▶ Problem statement:
Your task is to find every line of the data that holds the string "plate" and copy it.

--- Stored data Enclosed Below ---

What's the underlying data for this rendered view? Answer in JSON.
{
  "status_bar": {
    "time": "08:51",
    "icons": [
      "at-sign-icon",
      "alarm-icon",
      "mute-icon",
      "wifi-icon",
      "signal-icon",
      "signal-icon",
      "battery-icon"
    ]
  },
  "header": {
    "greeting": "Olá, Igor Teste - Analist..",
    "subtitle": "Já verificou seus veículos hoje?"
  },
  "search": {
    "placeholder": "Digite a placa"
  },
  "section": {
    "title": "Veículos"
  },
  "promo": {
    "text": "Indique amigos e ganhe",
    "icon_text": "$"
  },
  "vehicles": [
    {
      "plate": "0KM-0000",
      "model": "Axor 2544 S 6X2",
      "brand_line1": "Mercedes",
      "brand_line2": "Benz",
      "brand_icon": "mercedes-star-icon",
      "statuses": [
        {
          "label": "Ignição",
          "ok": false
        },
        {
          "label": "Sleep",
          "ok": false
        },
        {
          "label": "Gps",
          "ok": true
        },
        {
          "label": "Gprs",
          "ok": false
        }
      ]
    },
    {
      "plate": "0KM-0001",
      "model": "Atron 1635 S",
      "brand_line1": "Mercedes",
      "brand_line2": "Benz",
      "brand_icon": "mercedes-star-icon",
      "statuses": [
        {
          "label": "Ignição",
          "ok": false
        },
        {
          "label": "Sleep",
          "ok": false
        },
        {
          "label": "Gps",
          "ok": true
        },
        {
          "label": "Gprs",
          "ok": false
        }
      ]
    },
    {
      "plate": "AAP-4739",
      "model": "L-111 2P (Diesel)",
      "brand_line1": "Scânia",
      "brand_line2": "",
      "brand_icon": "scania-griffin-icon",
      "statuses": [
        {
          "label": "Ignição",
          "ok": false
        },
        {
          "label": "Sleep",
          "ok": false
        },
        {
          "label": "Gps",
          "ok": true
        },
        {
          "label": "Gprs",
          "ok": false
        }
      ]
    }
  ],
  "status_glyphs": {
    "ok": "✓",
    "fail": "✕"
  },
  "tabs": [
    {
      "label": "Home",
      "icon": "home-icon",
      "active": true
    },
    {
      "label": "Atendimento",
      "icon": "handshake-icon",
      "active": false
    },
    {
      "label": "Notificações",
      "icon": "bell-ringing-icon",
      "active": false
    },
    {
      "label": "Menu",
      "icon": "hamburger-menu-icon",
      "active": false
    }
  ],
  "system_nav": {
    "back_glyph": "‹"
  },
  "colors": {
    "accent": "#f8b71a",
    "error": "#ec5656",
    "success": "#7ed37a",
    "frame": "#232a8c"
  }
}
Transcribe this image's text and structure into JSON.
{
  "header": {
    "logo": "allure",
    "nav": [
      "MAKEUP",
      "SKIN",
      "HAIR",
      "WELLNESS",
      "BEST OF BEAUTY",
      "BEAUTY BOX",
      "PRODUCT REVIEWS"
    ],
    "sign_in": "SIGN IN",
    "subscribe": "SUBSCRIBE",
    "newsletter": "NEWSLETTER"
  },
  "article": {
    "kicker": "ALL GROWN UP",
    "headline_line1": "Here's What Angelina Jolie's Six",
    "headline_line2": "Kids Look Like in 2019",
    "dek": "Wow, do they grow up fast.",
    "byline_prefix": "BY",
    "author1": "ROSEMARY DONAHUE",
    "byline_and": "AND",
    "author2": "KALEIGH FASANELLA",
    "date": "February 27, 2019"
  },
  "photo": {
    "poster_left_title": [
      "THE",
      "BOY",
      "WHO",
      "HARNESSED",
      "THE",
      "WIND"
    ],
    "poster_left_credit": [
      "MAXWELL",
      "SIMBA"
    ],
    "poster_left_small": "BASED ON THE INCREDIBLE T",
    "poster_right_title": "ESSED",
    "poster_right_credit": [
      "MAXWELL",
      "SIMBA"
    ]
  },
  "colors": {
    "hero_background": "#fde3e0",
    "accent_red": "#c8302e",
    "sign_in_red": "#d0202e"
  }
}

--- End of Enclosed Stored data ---

▶ Result below:
      "plate": "0KM-0000",
      "plate": "0KM-0001",
      "plate": "AAP-4739",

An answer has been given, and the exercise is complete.